Reduced federal funding and a lagging economy would send shockwaves throughout a state that was projecting budget surpluses for the first time in a decade.
Brown's finance spokesman, H.D. Palmer, said the administration has not conducted its own estimate and suggested that state programs would not feel an immediate impact. But schools, public safety and other services would once again feel budget strains by mid-2013.
In a sign of California's vulnerability, the State Controller's Office released a monthly cash update Friday showing revenues were nearly 11 percent below the state's projections, or $807 million less than forecast. The state's unemployment rate remains in the double digits at 10.1 percent.
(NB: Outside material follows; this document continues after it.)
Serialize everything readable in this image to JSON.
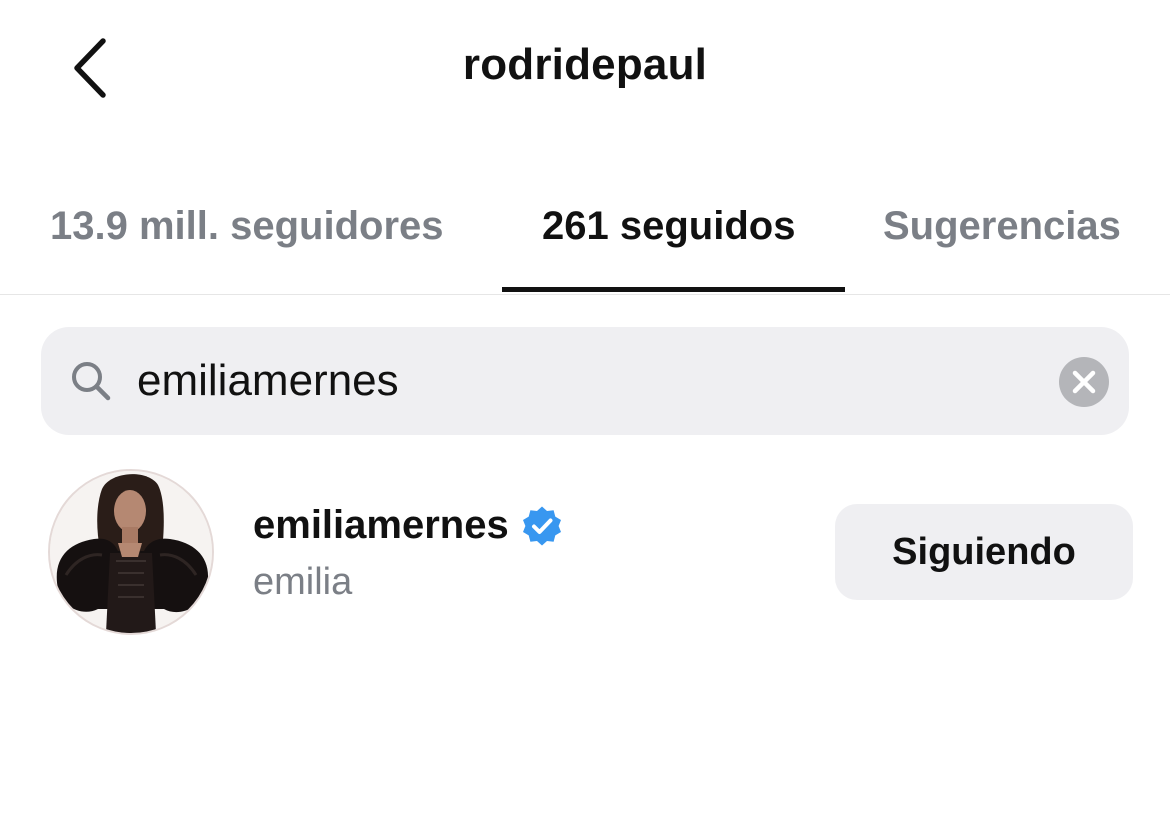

"Given the years of state budget constraints that have already passed, there are few simple or easy budget options to address a near term shortfall of that magnitude," said Deputy Legislative Analyst Jason Sisney.